*** RECORDS PROVIDED Section Begins ***
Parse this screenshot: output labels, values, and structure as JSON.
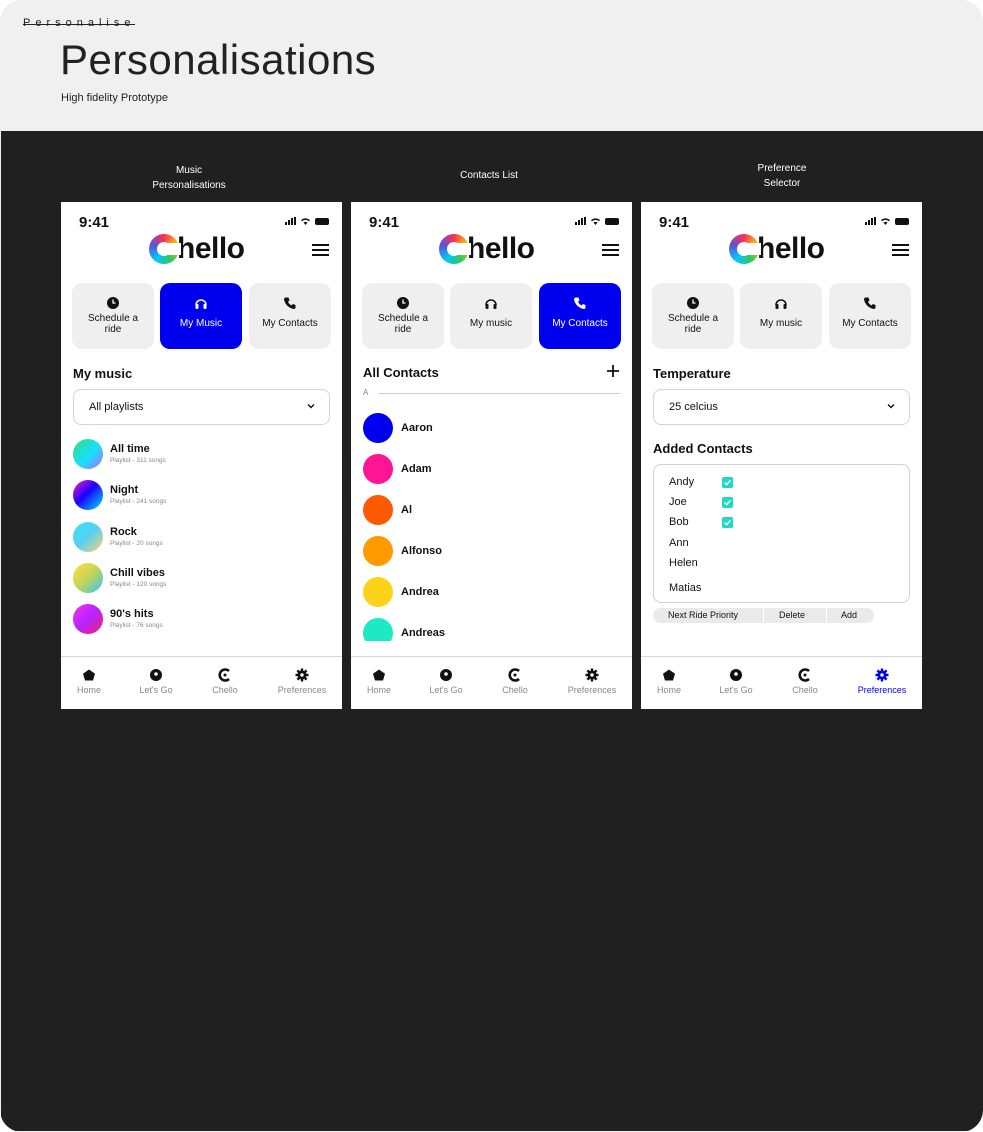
{
  "header": {
    "kicker": "Personalise",
    "title": "Personalisations",
    "subtitle": "High fidelity Prototype"
  },
  "frames": [
    {
      "label_line1": "Music",
      "label_line2": "Personalisations"
    },
    {
      "label_line1": "Contacts List",
      "label_line2": ""
    },
    {
      "label_line1": "Preference",
      "label_line2": "Selector"
    }
  ],
  "status_time": "9:41",
  "logo_text": "hello",
  "tiles": {
    "schedule": "Schedule a ride",
    "music_frame1": "My Music",
    "music": "My music",
    "contacts": "My Contacts"
  },
  "nav": {
    "home": "Home",
    "letsgo": "Let's Go",
    "chello": "Chello",
    "preferences": "Preferences"
  },
  "music": {
    "section_title": "My music",
    "select_value": "All playlists",
    "playlists": [
      {
        "name": "All time",
        "meta": "Playlist - 311 songs"
      },
      {
        "name": "Night",
        "meta": "Playlist - 241 songs"
      },
      {
        "name": "Rock",
        "meta": "Playlist - 20 songs"
      },
      {
        "name": "Chill vibes",
        "meta": "Playlist - 120 songs"
      },
      {
        "name": "90's hits",
        "meta": "Playlist - 76 songs"
      }
    ]
  },
  "contacts": {
    "section_title": "All Contacts",
    "index_letter": "A",
    "items": [
      {
        "name": "Aaron",
        "color": "#0000ee"
      },
      {
        "name": "Adam",
        "color": "#ff1493"
      },
      {
        "name": "Al",
        "color": "#ff5a00"
      },
      {
        "name": "Alfonso",
        "color": "#ff9a00"
      },
      {
        "name": "Andrea",
        "color": "#ffd21a"
      },
      {
        "name": "Andreas",
        "color": "#1de9c4"
      }
    ]
  },
  "preferences": {
    "temperature_title": "Temperature",
    "temperature_value": "25 celcius",
    "added_title": "Added Contacts",
    "added": [
      {
        "name": "Andy",
        "checked": true
      },
      {
        "name": "Joe",
        "checked": true
      },
      {
        "name": "Bob",
        "checked": true
      },
      {
        "name": "Ann",
        "checked": false
      },
      {
        "name": "Helen",
        "checked": false
      },
      {
        "name": "Matias",
        "checked": false
      }
    ],
    "actions": {
      "priority": "Next Ride Priority",
      "delete": "Delete",
      "add": "Add"
    }
  },
  "colors": {
    "accent": "#0000ee",
    "check": "#21d8c6",
    "canvas": "#202020"
  }
}
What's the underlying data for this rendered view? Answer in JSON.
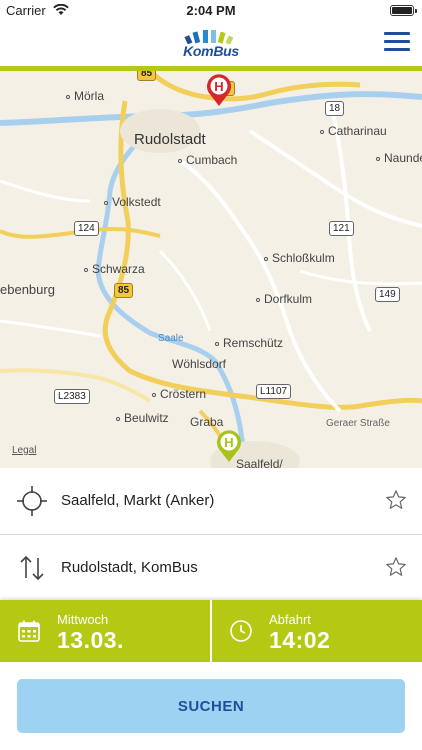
{
  "status_bar": {
    "carrier": "Carrier",
    "time": "2:04 PM"
  },
  "app": {
    "logo_text": "KomBus",
    "menu_icon": "hamburger-menu-icon",
    "brand_blue": "#1f4f9a",
    "brand_green": "#b5c814"
  },
  "map": {
    "legal": "Legal",
    "places": [
      {
        "name": "Mörla",
        "dot": true
      },
      {
        "name": "Rudolstadt",
        "dot": false
      },
      {
        "name": "Cumbach",
        "dot": true
      },
      {
        "name": "Catharinau",
        "dot": true
      },
      {
        "name": "Naunde",
        "dot": true
      },
      {
        "name": "Volkstedt",
        "dot": true
      },
      {
        "name": "Schloßkulm",
        "dot": true
      },
      {
        "name": "Schwarza",
        "dot": true
      },
      {
        "name": "ebenburg",
        "dot": false
      },
      {
        "name": "Dorfkulm",
        "dot": true
      },
      {
        "name": "Remschütz",
        "dot": true
      },
      {
        "name": "Wöhlsdorf",
        "dot": true
      },
      {
        "name": "Cröstern",
        "dot": true
      },
      {
        "name": "Beulwitz",
        "dot": true
      },
      {
        "name": "Graba",
        "dot": true
      },
      {
        "name": "Saalfeld/",
        "dot": false
      }
    ],
    "river": "Saale",
    "street": "Geraer Straße",
    "road_shields": [
      "85",
      "88",
      "18",
      "124",
      "121",
      "85",
      "149",
      "L2383",
      "L1107"
    ]
  },
  "route": {
    "from": "Saalfeld, Markt (Anker)",
    "to": "Rudolstadt, KomBus"
  },
  "datetime": {
    "day_label": "Mittwoch",
    "date": "13.03.",
    "mode_label": "Abfahrt",
    "time": "14:02"
  },
  "search_label": "SUCHEN"
}
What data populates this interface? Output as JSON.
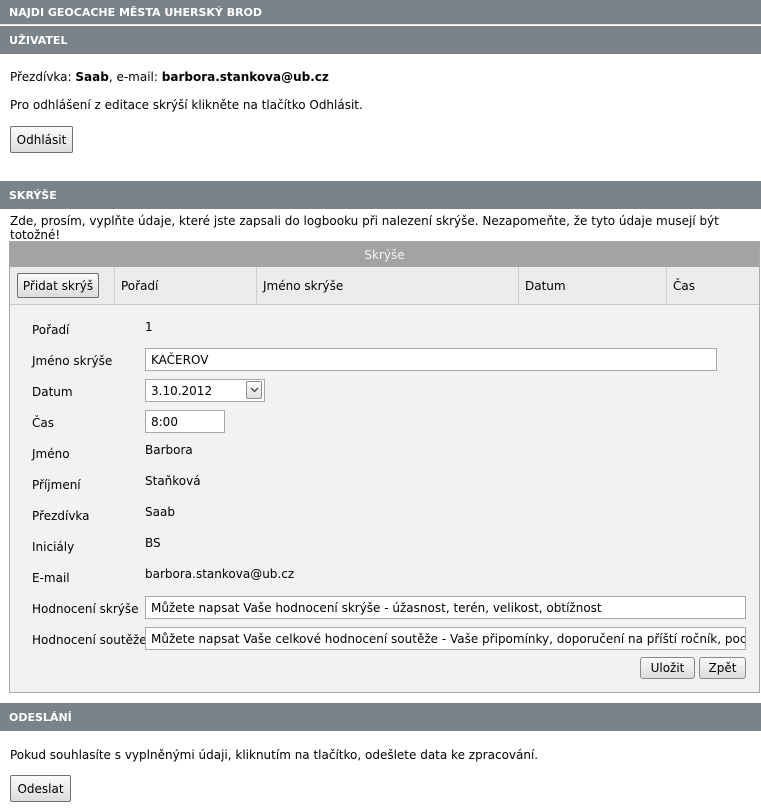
{
  "header": {
    "title": "NAJDI GEOCACHE MĚSTA UHERSKÝ BROD"
  },
  "user": {
    "section_title": "UŽIVATEL",
    "nick_label": "Přezdívka: ",
    "nick": "Saab",
    "email_label": ", e-mail: ",
    "email": "barbora.stankova@ub.cz",
    "logout_text": "Pro odhlášení z editace skrýší klikněte na tlačítko Odhlásit.",
    "logout_button": "Odhlásit"
  },
  "caches": {
    "section_title": "SKRÝŠE",
    "intro": "Zde, prosím, vyplňte údaje, které jste zapsali do logbooku při nalezení skrýše. Nezapomeňte, že tyto údaje musejí být totožné!",
    "grid": {
      "caption": "Skrýše",
      "add_button": "Přidat skrýš",
      "columns": [
        "Pořadí",
        "Jméno skrýše",
        "Datum",
        "Čas"
      ]
    },
    "form": {
      "order_label": "Pořadí",
      "order_value": "1",
      "name_label": "Jméno skrýše",
      "name_value": "KAČEROV",
      "date_label": "Datum",
      "date_value": "3.10.2012",
      "time_label": "Čas",
      "time_value": "8:00",
      "firstname_label": "Jméno",
      "firstname_value": "Barbora",
      "surname_label": "Příjmení",
      "surname_value": "Staňková",
      "nick_label": "Přezdívka",
      "nick_value": "Saab",
      "initials_label": "Iniciály",
      "initials_value": "BS",
      "email_label": "E-mail",
      "email_value": "barbora.stankova@ub.cz",
      "cache_rating_label": "Hodnocení skrýše",
      "cache_rating_value": "Můžete napsat Vaše hodnocení skrýše - úžasnost, terén, velikost, obtížnost",
      "contest_rating_label": "Hodnocení soutěže",
      "contest_rating_value": "Můžete napsat Vaše celkové hodnocení soutěže - Vaše připomínky, doporučení na příští ročník, pochvaly apod.",
      "save_button": "Uložit",
      "back_button": "Zpět"
    }
  },
  "submit": {
    "section_title": "ODESLÁNÍ",
    "text": "Pokud souhlasíte s vyplněnými údaji, kliknutím na tlačítko, odešlete data ke zpracování.",
    "button": "Odeslat"
  }
}
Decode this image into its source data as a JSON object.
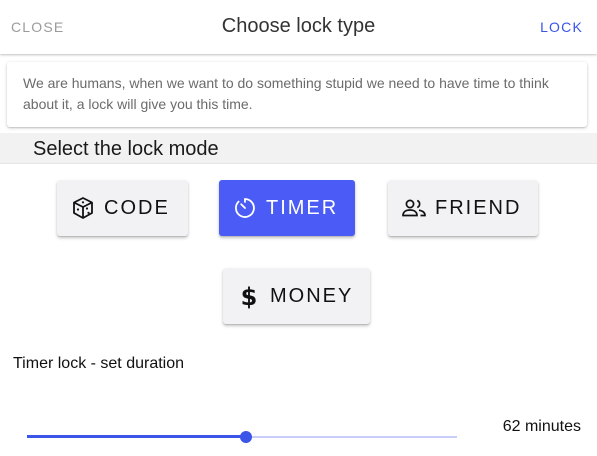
{
  "appbar": {
    "close_label": "CLOSE",
    "title": "Choose lock type",
    "lock_label": "LOCK"
  },
  "info": {
    "text": "We are humans, when we want to do something stupid we need to have time to think about it, a lock will give you this time."
  },
  "section": {
    "title": "Select the lock mode"
  },
  "modes": [
    {
      "label": "CODE",
      "icon": "dice-icon",
      "active": false
    },
    {
      "label": "TIMER",
      "icon": "timer-icon",
      "active": true
    },
    {
      "label": "FRIEND",
      "icon": "people-icon",
      "active": false
    },
    {
      "label": "MONEY",
      "icon": "dollar-icon",
      "active": false
    }
  ],
  "timer": {
    "label": "Timer lock - set duration",
    "value_text": "62 minutes",
    "slider_fraction": 0.51
  },
  "colors": {
    "accent": "#3a55e8",
    "active_button": "#4a5cf5",
    "muted_text": "#9b9b9b"
  }
}
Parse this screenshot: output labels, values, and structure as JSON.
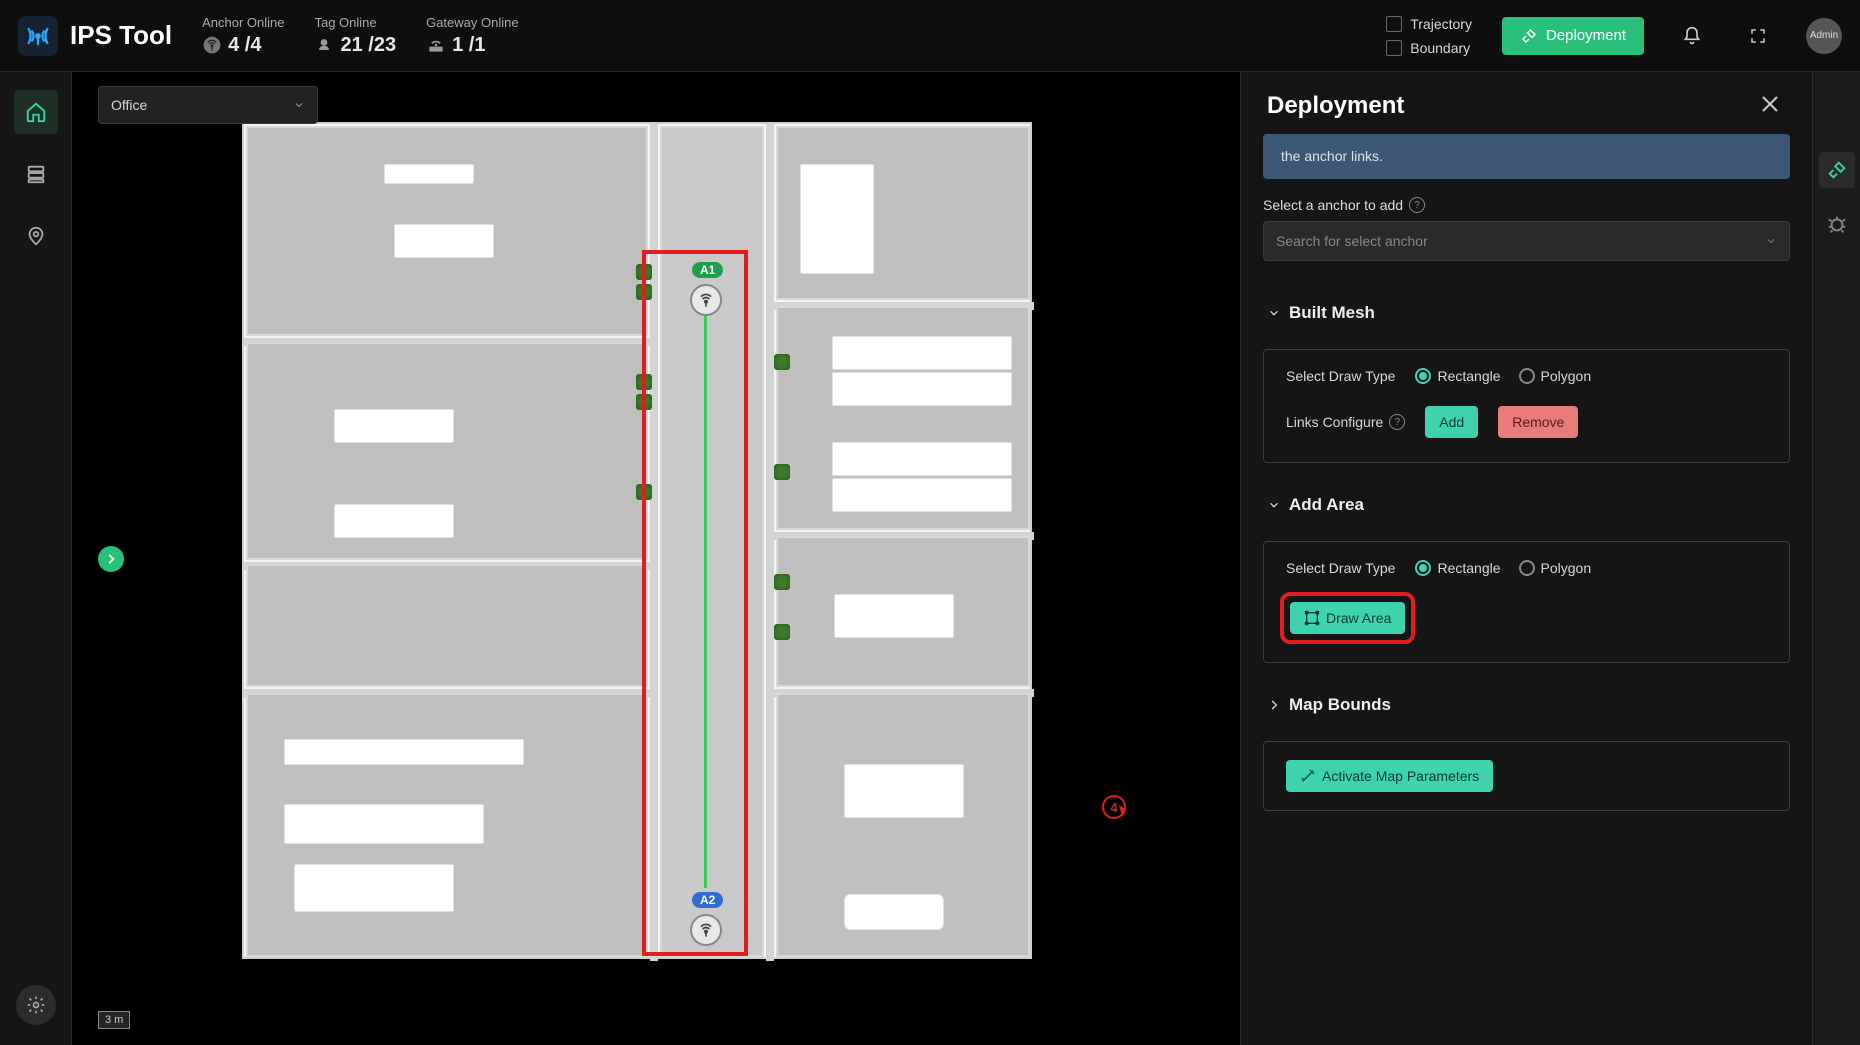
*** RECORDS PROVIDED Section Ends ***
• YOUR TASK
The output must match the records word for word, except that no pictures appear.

• RESULT BELOW
Parse this screenshot: output labels, values, and structure as JSON.
{
  "header": {
    "kicker": "Personalise",
    "title": "Personalisations",
    "subtitle": "High fidelity Prototype"
  },
  "frames": [
    {
      "label_line1": "Music",
      "label_line2": "Personalisations"
    },
    {
      "label_line1": "Contacts List",
      "label_line2": ""
    },
    {
      "label_line1": "Preference",
      "label_line2": "Selector"
    }
  ],
  "status_time": "9:41",
  "logo_text": "hello",
  "tiles": {
    "schedule": "Schedule a ride",
    "music_frame1": "My Music",
    "music": "My music",
    "contacts": "My Contacts"
  },
  "nav": {
    "home": "Home",
    "letsgo": "Let's Go",
    "chello": "Chello",
    "preferences": "Preferences"
  },
  "music": {
    "section_title": "My music",
    "select_value": "All playlists",
    "playlists": [
      {
        "name": "All time",
        "meta": "Playlist - 311 songs"
      },
      {
        "name": "Night",
        "meta": "Playlist - 241 songs"
      },
      {
        "name": "Rock",
        "meta": "Playlist - 20 songs"
      },
      {
        "name": "Chill vibes",
        "meta": "Playlist - 120 songs"
      },
      {
        "name": "90's hits",
        "meta": "Playlist - 76 songs"
      }
    ]
  },
  "contacts": {
    "section_title": "All Contacts",
    "index_letter": "A",
    "items": [
      {
        "name": "Aaron",
        "color": "#0000ee"
      },
      {
        "name": "Adam",
        "color": "#ff1493"
      },
      {
        "name": "Al",
        "color": "#ff5a00"
      },
      {
        "name": "Alfonso",
        "color": "#ff9a00"
      },
      {
        "name": "Andrea",
        "color": "#ffd21a"
      },
      {
        "name": "Andreas",
        "color": "#1de9c4"
      }
    ]
  },
  "preferences": {
    "temperature_title": "Temperature",
    "temperature_value": "25 celcius",
    "added_title": "Added Contacts",
    "added": [
      {
        "name": "Andy",
        "checked": true
      },
      {
        "name": "Joe",
        "checked": true
      },
      {
        "name": "Bob",
        "checked": true
      },
      {
        "name": "Ann",
        "checked": false
      },
      {
        "name": "Helen",
        "checked": false
      },
      {
        "name": "Matias",
        "checked": false
      }
    ],
    "actions": {
      "priority": "Next Ride Priority",
      "delete": "Delete",
      "add": "Add"
    }
  },
  "colors": {
    "accent": "#0000ee",
    "check": "#21d8c6",
    "canvas": "#202020"
  }
}
What's the underlying data for this rendered view? Answer in JSON.
{
  "status_bar": {
    "carrier": "Carrier",
    "time": "2:04 PM"
  },
  "app": {
    "logo_text": "KomBus",
    "menu_icon": "hamburger-menu-icon",
    "brand_blue": "#1f4f9a",
    "brand_green": "#b5c814"
  },
  "map": {
    "legal": "Legal",
    "places": [
      {
        "name": "Mörla",
        "dot": true
      },
      {
        "name": "Rudolstadt",
        "dot": false
      },
      {
        "name": "Cumbach",
        "dot": true
      },
      {
        "name": "Catharinau",
        "dot": true
      },
      {
        "name": "Naunde",
        "dot": true
      },
      {
        "name": "Volkstedt",
        "dot": true
      },
      {
        "name": "Schloßkulm",
        "dot": true
      },
      {
        "name": "Schwarza",
        "dot": true
      },
      {
        "name": "ebenburg",
        "dot": false
      },
      {
        "name": "Dorfkulm",
        "dot": true
      },
      {
        "name": "Remschütz",
        "dot": true
      },
      {
        "name": "Wöhlsdorf",
        "dot": true
      },
      {
        "name": "Cröstern",
        "dot": true
      },
      {
        "name": "Beulwitz",
        "dot": true
      },
      {
        "name": "Graba",
        "dot": true
      },
      {
        "name": "Saalfeld/",
        "dot": false
      }
    ],
    "river": "Saale",
    "street": "Geraer Straße",
    "road_shields": [
      "85",
      "88",
      "18",
      "124",
      "121",
      "85",
      "149",
      "L2383",
      "L1107"
    ]
  },
  "route": {
    "from": "Saalfeld, Markt (Anker)",
    "to": "Rudolstadt, KomBus"
  },
  "datetime": {
    "day_label": "Mittwoch",
    "date": "13.03.",
    "mode_label": "Abfahrt",
    "time": "14:02"
  },
  "search_label": "SUCHEN"
}
What data populates this interface? Output as JSON.
{
  "header": {
    "title": "NAJDI GEOCACHE MĚSTA UHERSKÝ BROD"
  },
  "user": {
    "section_title": "UŽIVATEL",
    "nick_label": "Přezdívka: ",
    "nick": "Saab",
    "email_label": ", e-mail: ",
    "email": "barbora.stankova@ub.cz",
    "logout_text": "Pro odhlášení z editace skrýší klikněte na tlačítko Odhlásit.",
    "logout_button": "Odhlásit"
  },
  "caches": {
    "section_title": "SKRÝŠE",
    "intro": "Zde, prosím, vyplňte údaje, které jste zapsali do logbooku při nalezení skrýše. Nezapomeňte, že tyto údaje musejí být totožné!",
    "grid": {
      "caption": "Skrýše",
      "add_button": "Přidat skrýš",
      "columns": [
        "Pořadí",
        "Jméno skrýše",
        "Datum",
        "Čas"
      ]
    },
    "form": {
      "order_label": "Pořadí",
      "order_value": "1",
      "name_label": "Jméno skrýše",
      "name_value": "KAČEROV",
      "date_label": "Datum",
      "date_value": "3.10.2012",
      "time_label": "Čas",
      "time_value": "8:00",
      "firstname_label": "Jméno",
      "firstname_value": "Barbora",
      "surname_label": "Příjmení",
      "surname_value": "Staňková",
      "nick_label": "Přezdívka",
      "nick_value": "Saab",
      "initials_label": "Iniciály",
      "initials_value": "BS",
      "email_label": "E-mail",
      "email_value": "barbora.stankova@ub.cz",
      "cache_rating_label": "Hodnocení skrýše",
      "cache_rating_value": "Můžete napsat Vaše hodnocení skrýše - úžasnost, terén, velikost, obtížnost",
      "contest_rating_label": "Hodnocení soutěže",
      "contest_rating_value": "Můžete napsat Vaše celkové hodnocení soutěže - Vaše připomínky, doporučení na příští ročník, pochvaly apod.",
      "save_button": "Uložit",
      "back_button": "Zpět"
    }
  },
  "submit": {
    "section_title": "ODESLÁNÍ",
    "text": "Pokud souhlasíte s vyplněnými údaji, kliknutím na tlačítko, odešlete data ke zpracování.",
    "button": "Odeslat"
  }
}
Decode this image into its source data as a JSON object.
{
  "appbar": {
    "close_label": "CLOSE",
    "title": "Choose lock type",
    "lock_label": "LOCK"
  },
  "info": {
    "text": "We are humans, when we want to do something stupid we need to have time to think about it, a lock will give you this time."
  },
  "section": {
    "title": "Select the lock mode"
  },
  "modes": [
    {
      "label": "CODE",
      "icon": "dice-icon",
      "active": false
    },
    {
      "label": "TIMER",
      "icon": "timer-icon",
      "active": true
    },
    {
      "label": "FRIEND",
      "icon": "people-icon",
      "active": false
    },
    {
      "label": "MONEY",
      "icon": "dollar-icon",
      "active": false
    }
  ],
  "timer": {
    "label": "Timer lock - set duration",
    "value_text": "62 minutes",
    "slider_fraction": 0.51
  },
  "colors": {
    "accent": "#3a55e8",
    "active_button": "#4a5cf5",
    "muted_text": "#9b9b9b"
  }
}
Parse this screenshot: output labels, values, and structure as JSON.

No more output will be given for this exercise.